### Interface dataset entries

■ ■ ■

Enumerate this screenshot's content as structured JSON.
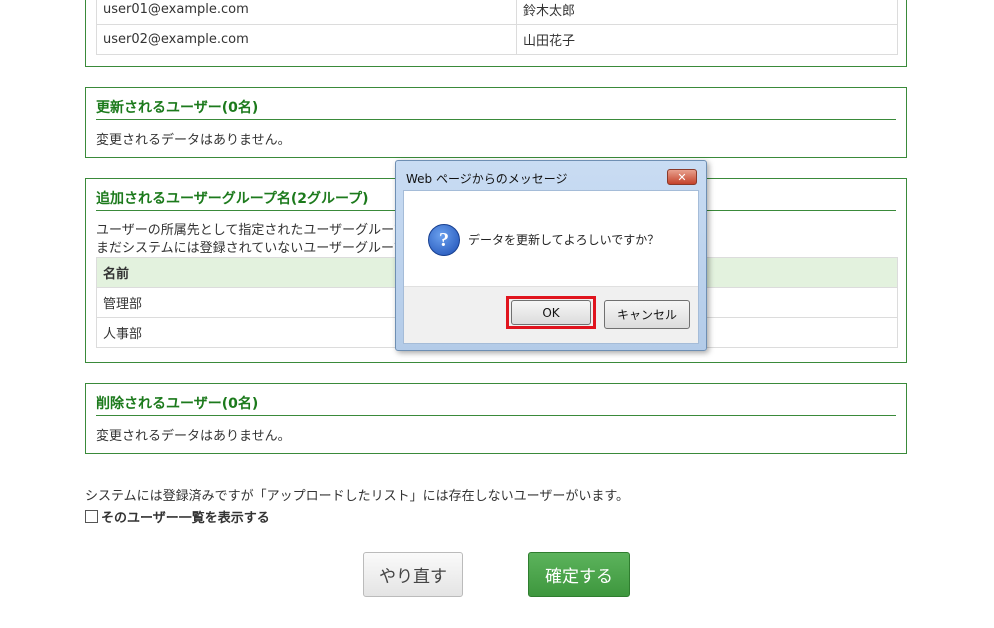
{
  "users_section": {
    "rows": [
      {
        "email": "user01@example.com",
        "name": "鈴木太郎"
      },
      {
        "email": "user02@example.com",
        "name": "山田花子"
      }
    ]
  },
  "updated_section": {
    "title": "更新されるユーザー(0名)",
    "message": "変更されるデータはありません。"
  },
  "groups_section": {
    "title": "追加されるユーザーグループ名(2グループ)",
    "desc_line1": "ユーザーの所属先として指定されたユーザーグループのうち、",
    "desc_line2": "まだシステムには登録されていないユーザーグループです。",
    "column_header": "名前",
    "rows": [
      "管理部",
      "人事部"
    ]
  },
  "deleted_section": {
    "title": "削除されるユーザー(0名)",
    "message": "変更されるデータはありません。"
  },
  "footer": {
    "note": "システムには登録済みですが「アップロードしたリスト」には存在しないユーザーがいます。",
    "checkbox_label": "そのユーザー一覧を表示する",
    "retry_label": "やり直す",
    "confirm_label": "確定する"
  },
  "dialog": {
    "title": "Web ページからのメッセージ",
    "close_glyph": "✕",
    "icon_glyph": "?",
    "message": "データを更新してよろしいですか？",
    "ok_label": "OK",
    "cancel_label": "キャンセル"
  },
  "colors": {
    "section_border": "#3a8a3a",
    "title_green": "#1c7a1c",
    "table_header_bg": "#e3f2de",
    "confirm_green": "#4aa54a",
    "highlight_red": "#e0141e"
  }
}
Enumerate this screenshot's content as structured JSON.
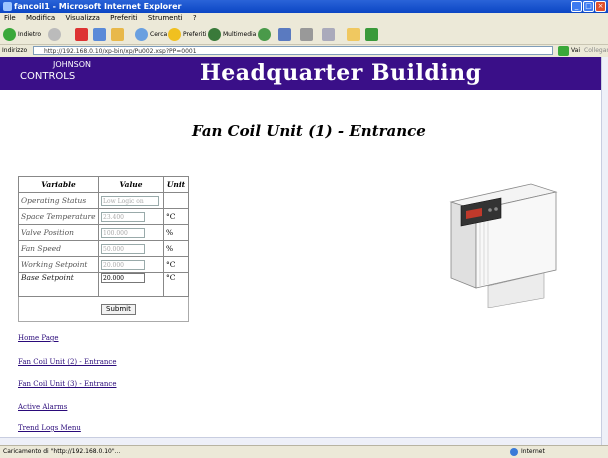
{
  "window": {
    "title": "fancoil1 - Microsoft Internet Explorer",
    "controls": [
      "_",
      "□",
      "×"
    ]
  },
  "menu": [
    "File",
    "Modifica",
    "Visualizza",
    "Preferiti",
    "Strumenti",
    "?"
  ],
  "toolbar": {
    "back_label": "Indietro",
    "search_label": "Cerca",
    "favorites_label": "Preferiti",
    "media_label": "Multimedia"
  },
  "address": {
    "label": "Indirizzo",
    "url": "http://192.168.0.10/xp-bin/xp/Pu002.xsp?PP=0001",
    "go_label": "Vai",
    "links_label": "Collegamenti"
  },
  "header": {
    "logo_main": "CONTROLS",
    "logo_top": "JOHNSON",
    "title": "Headquarter Building"
  },
  "page": {
    "title": "Fan Coil Unit (1) - Entrance"
  },
  "table": {
    "headers": [
      "Variable",
      "Value",
      "Unit"
    ],
    "rows": [
      {
        "label": "Operating Status",
        "value": "Low Logic on",
        "unit": ""
      },
      {
        "label": "Space Temperature",
        "value": "23.400",
        "unit": "°C"
      },
      {
        "label": "Valve Position",
        "value": "100.000",
        "unit": "%"
      },
      {
        "label": "Fan Speed",
        "value": "50.000",
        "unit": "%"
      },
      {
        "label": "Working Setpoint",
        "value": "20.000",
        "unit": "°C"
      },
      {
        "label": "Base Setpoint",
        "value": "20.000",
        "unit": "°C"
      }
    ],
    "submit_label": "Submit"
  },
  "links": [
    "Home Page",
    "Fan Coil Unit (2) - Entrance",
    "Fan Coil Unit (3) - Entrance",
    "Active Alarms",
    "Trend Logs Menu"
  ],
  "status": {
    "text": "Caricamento di \"http://192.168.0.10\"...",
    "zone": "Internet"
  },
  "colors": {
    "header_bg": "#3a0f88",
    "link": "#2a0a7a"
  }
}
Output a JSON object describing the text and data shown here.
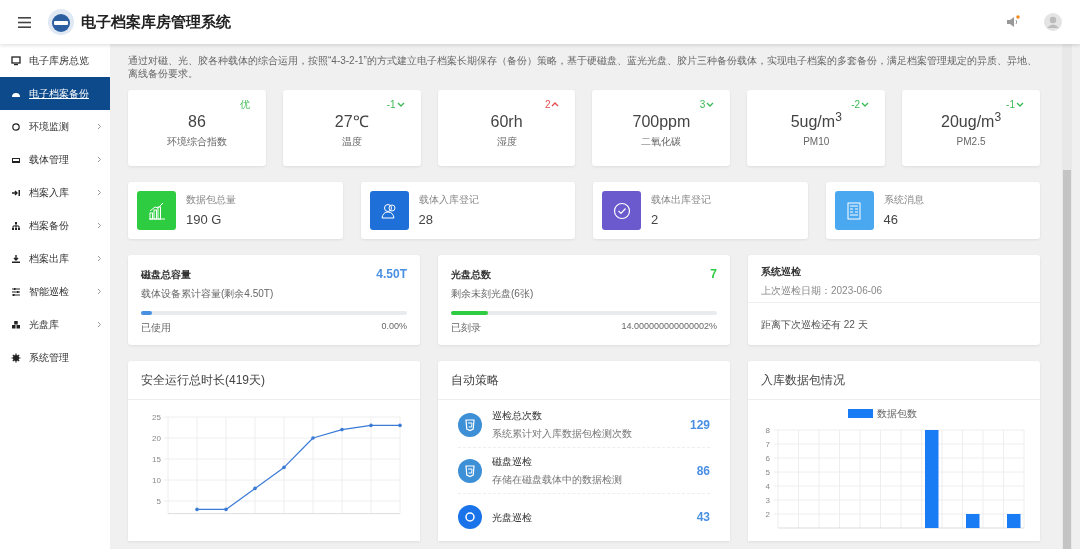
{
  "header": {
    "title": "电子档案库房管理系统"
  },
  "sidebar": {
    "items": [
      {
        "label": "电子库房总览",
        "selected": false,
        "submenu": false
      },
      {
        "label": "电子档案备份",
        "selected": true,
        "submenu": false
      },
      {
        "label": "环境监测",
        "selected": false,
        "submenu": true
      },
      {
        "label": "载体管理",
        "selected": false,
        "submenu": true
      },
      {
        "label": "档案入库",
        "selected": false,
        "submenu": true
      },
      {
        "label": "档案备份",
        "selected": false,
        "submenu": true
      },
      {
        "label": "档案出库",
        "selected": false,
        "submenu": true
      },
      {
        "label": "智能巡检",
        "selected": false,
        "submenu": true
      },
      {
        "label": "光盘库",
        "selected": false,
        "submenu": true
      },
      {
        "label": "系统管理",
        "selected": false,
        "submenu": false
      }
    ]
  },
  "intro": "通过对磁、光、胶各种载体的综合运用，按照“4-3-2-1”的方式建立电子档案长期保存（备份）策略，基于硬磁盘、蓝光光盘、胶片三种备份载体，实现电子档案的多套备份，满足档案管理规定的异质、异地、离线备份要求。",
  "env_cards": [
    {
      "value": "86",
      "label": "环境综合指数",
      "change": "优",
      "kind": "none"
    },
    {
      "value": "27℃",
      "label": "温度",
      "change": "-1",
      "kind": "down"
    },
    {
      "value": "60rh",
      "label": "湿度",
      "change": "2",
      "kind": "up"
    },
    {
      "value": "700ppm",
      "label": "二氧化碳",
      "change": "3",
      "kind": "down"
    },
    {
      "value": "5ug/m$^{3}$",
      "label": "PM10",
      "change": "-2",
      "kind": "down"
    },
    {
      "value": "20ug/m$^{3}$",
      "label": "PM2.5",
      "change": "-1",
      "kind": "down"
    }
  ],
  "stat_cards": [
    {
      "label": "数据包总量",
      "value": "190 G",
      "color": "#2ecc40"
    },
    {
      "label": "载体入库登记",
      "value": "28",
      "color": "#1f6fd8"
    },
    {
      "label": "载体出库登记",
      "value": "2",
      "color": "#6a5acd"
    },
    {
      "label": "系统消息",
      "value": "46",
      "color": "#4aa8f0"
    }
  ],
  "capacity_cards": [
    {
      "title": "磁盘总容量",
      "value": "4.50T",
      "color": "#4a90e2",
      "subtitle": "载体设备累计容量(剩余4.50T)",
      "level": 0.04,
      "left_label": "已使用",
      "right_label": "0.00%"
    },
    {
      "title": "光盘总数",
      "value": "7",
      "color": "#2ecc40",
      "subtitle": "剩余未刻光盘(6张)",
      "level": 0.14,
      "left_label": "已刻录",
      "right_label": "14.000000000000002%"
    }
  ],
  "patrol": {
    "title": "系统巡检",
    "last": "上次巡检日期：2023-06-06",
    "next": "距离下次巡检还有 22 天"
  },
  "safety_panel": {
    "title": "安全运行总时长(419天)",
    "chart_data": {
      "type": "line",
      "grid": true,
      "series": [
        {
          "color": "#3a7bd5",
          "values": [
            3,
            3,
            8,
            13,
            20,
            22,
            23,
            23
          ]
        }
      ],
      "yticks": [
        5,
        10,
        15,
        20,
        25
      ],
      "ylim": [
        2,
        25
      ]
    }
  },
  "strategy_panel": {
    "title": "自动策略",
    "items": [
      {
        "title": "巡检总次数",
        "desc": "系统累计对入库数据包检测次数",
        "value": "129",
        "kind": "html"
      },
      {
        "title": "磁盘巡检",
        "desc": "存储在磁盘载体中的数据检测",
        "value": "86",
        "kind": "html"
      },
      {
        "title": "光盘巡检",
        "value": "43",
        "kind": "disc"
      }
    ]
  },
  "package_panel": {
    "title": "入库数据包情况",
    "chart_data": {
      "type": "bar",
      "grid": true,
      "series": [
        {
          "name": "数据包数",
          "color": "#1a7cf5",
          "values": [
            null,
            null,
            null,
            null,
            null,
            null,
            null,
            8,
            null,
            2,
            null,
            2
          ]
        }
      ],
      "yticks": [
        2,
        3,
        4,
        5,
        6,
        7,
        8
      ],
      "ylim": [
        1,
        8
      ]
    }
  }
}
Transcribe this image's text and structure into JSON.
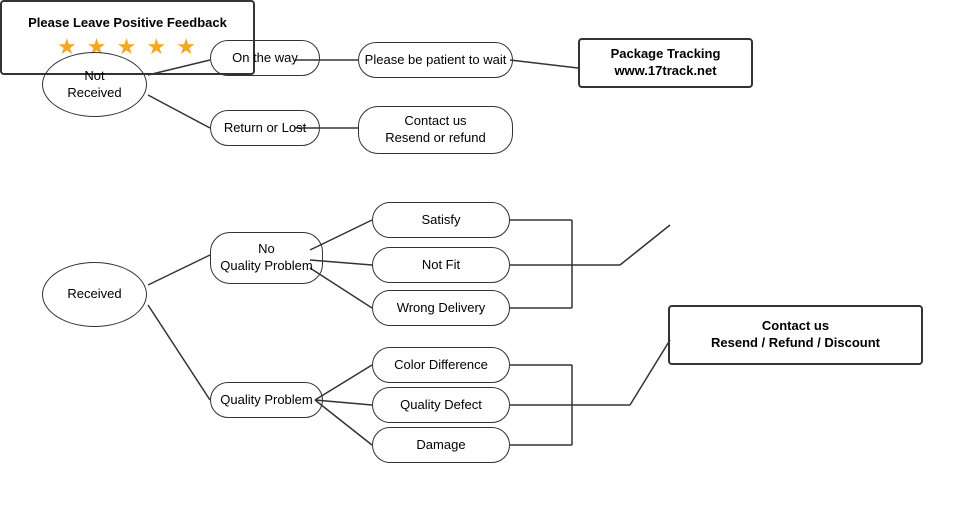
{
  "nodes": {
    "not_received": {
      "label": "Not\nReceived"
    },
    "on_the_way": {
      "label": "On the way"
    },
    "patient": {
      "label": "Please be patient to wait"
    },
    "package_tracking": {
      "label": "Package Tracking\nwww.17track.net"
    },
    "return_lost": {
      "label": "Return or Lost"
    },
    "contact_resend_refund": {
      "label": "Contact us\nResend or refund"
    },
    "received": {
      "label": "Received"
    },
    "no_quality": {
      "label": "No\nQuality Problem"
    },
    "satisfy": {
      "label": "Satisfy"
    },
    "not_fit": {
      "label": "Not Fit"
    },
    "wrong_delivery": {
      "label": "Wrong Delivery"
    },
    "feedback": {
      "label": "Please Leave Positive Feedback"
    },
    "stars": {
      "label": "★ ★ ★ ★ ★"
    },
    "quality_problem": {
      "label": "Quality Problem"
    },
    "color_diff": {
      "label": "Color Difference"
    },
    "quality_defect": {
      "label": "Quality Defect"
    },
    "damage": {
      "label": "Damage"
    },
    "contact_resend_discount": {
      "label": "Contact us\nResend / Refund / Discount"
    }
  }
}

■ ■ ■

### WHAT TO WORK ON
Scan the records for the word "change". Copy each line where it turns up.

### RESPONSE FOR THIS EXERCISE
      "change": "优",
      "change": "-1",
      "change": "2",
      "change": "3",
      "change": "-2",
      "change": "-1",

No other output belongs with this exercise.